I have needed some time.. To understand how ideas form brightly and keep glowing, and that the processes that underpin them may take some long and slow time before the first stitch begins.. And that this is ok, all part of the whole..
It began with the cauldron and the fire. The sound of the wood crackling and the smell of the smoke filling the air mixed with the scents of turmeric and tea. Thinking back to the prayer flags in woad and turmeric .. Then the dress and then thoughts of a quilt.. Many considerations, many questions ..
The calendula needed time and care to grow and flower. Collecting the flower heads and drying them, then storing them in paper bags strung indoors has been a process in itself to think about. I have recorded so many images of their beauty. They give so generously – will carry on till the first frosts. Here are the last flowerings – they are still offering up to the bees and other insects. Picking only what I need so as to share with the bees and other pollinators and learning more about folk medicine.
The cauldron isn’t deep or wide enough for this next plan, so some thrifty research yielded (after yet a fair amount more time!) an old wash boiler! My grandparents used one for Monday washdays. Now I need time to get it working.. to prepare the cloth, then I will dye petals and leaves and other gatherings..
The drawing fills the wall – more than a dream in my head. More research and rich discussions particularly with my friend Kay Swancutt.
Meanwhile I think that by the time the calendula has died back and all the seed is stored for next year, then the stitching can start..
a breathtaking full moon tonight …
Leaning out of the window and absorbing its beauty
A different kind of dance
This light soft cotton dress was dyed in the outside cauldron – my kind of tea dress!
Smoke drifted through the garden, the fire crackled gently and the scent of turmeric and tea infused the air
I wear this so often now, at home and in the garden. The colours glow with a living intensity and change with the heat of my body and any careful hand washing … I love how this is a living process where I could dip the cloth and repeat…

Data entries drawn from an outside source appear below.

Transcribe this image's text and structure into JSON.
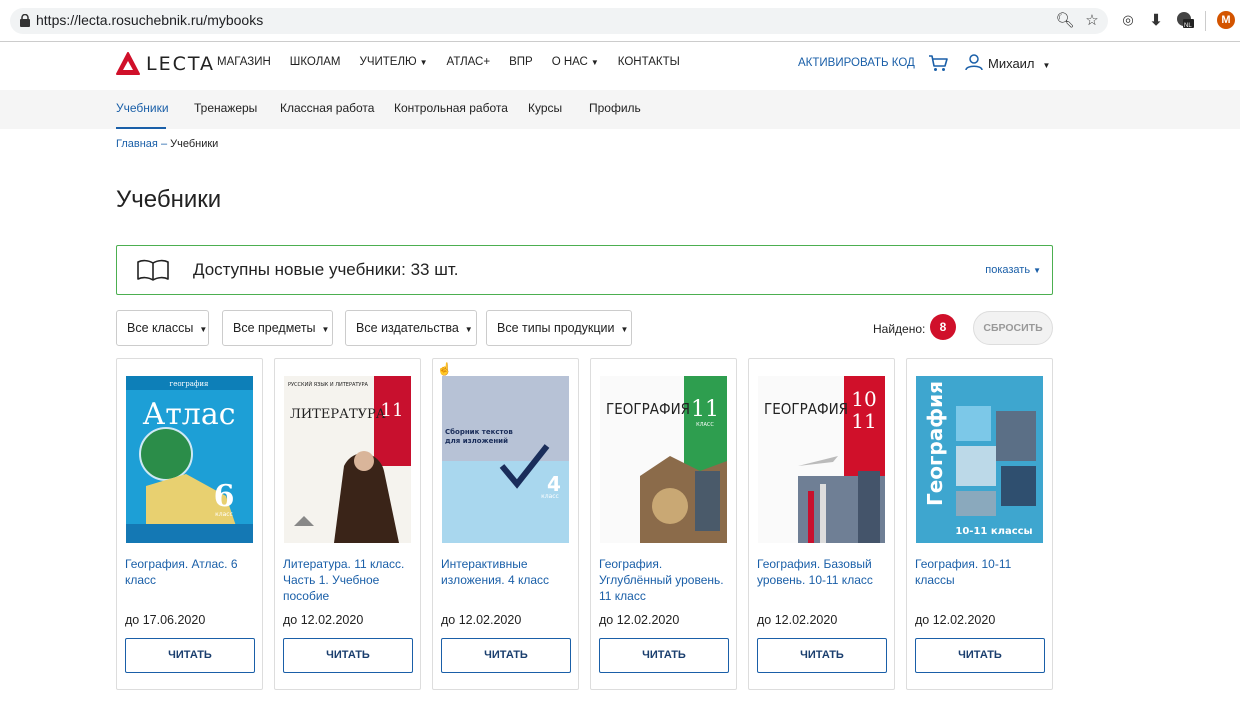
{
  "browser": {
    "url": "https://lecta.rosuchebnik.ru/mybooks",
    "profile_initial": "M"
  },
  "header": {
    "logo_text": "LECTA",
    "nav": [
      {
        "label": "МАГАЗИН"
      },
      {
        "label": "ШКОЛАМ"
      },
      {
        "label": "УЧИТЕЛЮ",
        "has_caret": true
      },
      {
        "label": "АТЛАС+"
      },
      {
        "label": "ВПР"
      },
      {
        "label": "О НАС",
        "has_caret": true
      },
      {
        "label": "КОНТАКТЫ"
      }
    ],
    "activate_label": "АКТИВИРОВАТЬ КОД",
    "user_name": "Михаил"
  },
  "subnav": {
    "tabs": [
      "Учебники",
      "Тренажеры",
      "Классная работа",
      "Контрольная работа",
      "Курсы",
      "Профиль"
    ],
    "active": "Учебники"
  },
  "breadcrumb": {
    "home": "Главная",
    "separator": "–",
    "current": "Учебники"
  },
  "page_title": "Учебники",
  "banner": {
    "text": "Доступны новые учебники: 33 шт.",
    "show_label": "показать"
  },
  "filters": [
    "Все классы",
    "Все предметы",
    "Все издательства",
    "Все типы продукции"
  ],
  "found": {
    "label": "Найдено:",
    "count": "8"
  },
  "reset_label": "СБРОСИТЬ",
  "books": [
    {
      "title": "География. Атлас. 6 класс",
      "date": "до 17.06.2020",
      "button": "ЧИТАТЬ",
      "cover_text": [
        "география",
        "Атлас",
        "6",
        "класс"
      ]
    },
    {
      "title": "Литература. 11 класс. Часть 1. Учебное пособие",
      "date": "до 12.02.2020",
      "button": "ЧИТАТЬ",
      "cover_text": [
        "РУССКИЙ ЯЗЫК И ЛИТЕРАТУРА",
        "ЛИТЕРАТУРА",
        "11"
      ]
    },
    {
      "title": "Интерактивные изложения. 4 класс",
      "date": "до 12.02.2020",
      "button": "ЧИТАТЬ",
      "cover_text": [
        "Сборник текстов",
        "для изложений",
        "4",
        "класс"
      ]
    },
    {
      "title": "География. Углублённый уровень. 11 класс",
      "date": "до 12.02.2020",
      "button": "ЧИТАТЬ",
      "cover_text": [
        "ГЕОГРАФИЯ",
        "11",
        "КЛАСС"
      ]
    },
    {
      "title": "География. Базовый уровень. 10-11 класс",
      "date": "до 12.02.2020",
      "button": "ЧИТАТЬ",
      "cover_text": [
        "ГЕОГРАФИЯ",
        "10",
        "11"
      ]
    },
    {
      "title": "География. 10-11 классы",
      "date": "до 12.02.2020",
      "button": "ЧИТАТЬ",
      "cover_text": [
        "География",
        "10-11 классы"
      ]
    }
  ],
  "colors": {
    "accent": "#1a5fa8",
    "badge": "#d0102a",
    "banner_border": "#4caf50",
    "logo": "#d0102a"
  }
}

We hand built the tripod and I started with 24 stones for 24 hours – a bit of slow experimentation and a few improvised extras are needed for each process and I realise this is part of my practice
I will try to post a video – if it doesn’t work on here it will be on my Instagram!
heart shape in the centre …
Am working at Walcot Chapel this week with the Bees Knees artist group. Reciprocity defines this gathering.. We hope to open the doors from Thursday to Saturday – currently we are diversely painting, drawing, stitching, paper scrunching, looking at old navigational maps, sharing bee friendly wild flower seeds ..
Outside the door, I hung the first moon piece – floating in the breeze of a day mixed with sunshine, east wind and even a shower of snow-falling white blossom. Now, at home, a flurry of actual snow..
The churchyard is filled with dandelions so guess what this ‘dandelion forager’ will be doing tomorrow!
First solar dye of the season – holding warm sunny jars of dandelion and silk
Close up of drawing using plant dye (weld)
Always impossible to capture the vibrant alive and singing colour in natural dye – it is an experience to see and touch!
Also making a jar of dandelion tincture for the first time! A rekindled interest
Meanwhile the next moon work on woad is in progress too..
New series of drawings – lots of sitting quietly watching and listening to the bees
it takes time …
In my minds eye and dreams are the second and third in the series of woad pieces; thinking of the translucent blues, the broken open stitches, and the sudden intensity of orange. Watching the skies, the moon, listening to the wind and the birds. And in a practical sense I am working out some dye recipes and methods!
Meanwhile this piece continues – each part with its pattern rhythm and flow and today, because of the first flowering of tiny daffodils, the colours sing. I picked five carefully, no more amongst the dozens, the bees are out when the sun shines through (though they prefer the crocus, aconites and snowdrops!)